KANSAS CITY, Mo. —
Wiggins has taken all of the hype, which included a Sports Illustrated cover comparing him to former Jayhawks stars Danny Manning and Wilt Chamberlain, with a shoulder shrug. In fact, his low-key temperament almost makes it seem as if he’s bored by all the attention.
The truth is that he’s never craved the spotlight. He’s had to learn to accept it, surely, but he’d rather lace up his sneakers and step onto the floor without saying a single word.
“It kind of grew on me over the years to where I’m used to it,” Wiggins said. “I just think of it as a blessing. A lot of people don’t get an opportunity to be showcased like that.”
Smart and Wiggins are in some ways microcosms of their teams.
Smart leads a team that returns its top four scorers and seven of its top eight from a year ago, including sharpshooter Markel Brown and swingman Le’Bryan Nash. That means the Cowboys, who finished a game behind the Jayhawks in last year’s Big 12 race, promise to be one of the nation’s most experienced teams after winning 24 games and reaching the NCAA tournament last season.
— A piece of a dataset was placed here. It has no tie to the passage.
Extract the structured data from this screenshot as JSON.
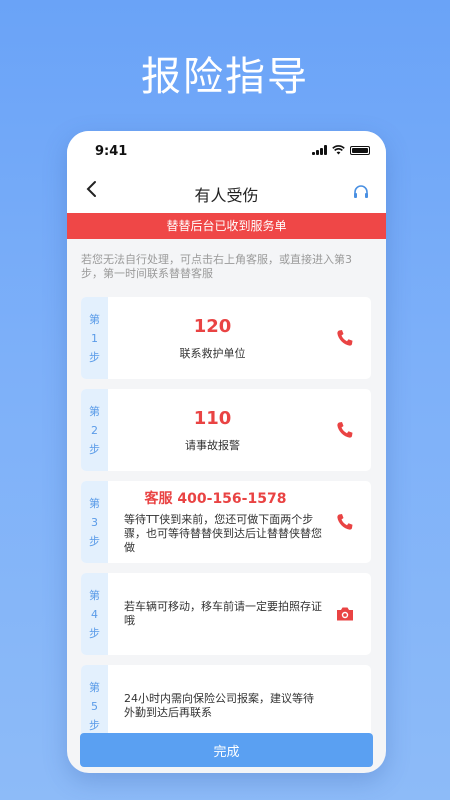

Wiggins is the headliner of a freshman class at Kansas that includes five-star prospects Wayne Selden and Joel Embiid, all of whom have the potential to turn pro after this season. Selden is a physical, 6-foot-5 guard whom coach Bill Self said has been in the best player in practice so far, while Embiid is a raw 7-footer from Cameroon who has only been playing for two years.
“Even without Andrew Wiggins, I still thought they were the team to beat,” Ford said. “I knew who they had, who they had returning. They’re still Kansas, no question, and then they added that piece, no question it made it a little more difficult for everybody.”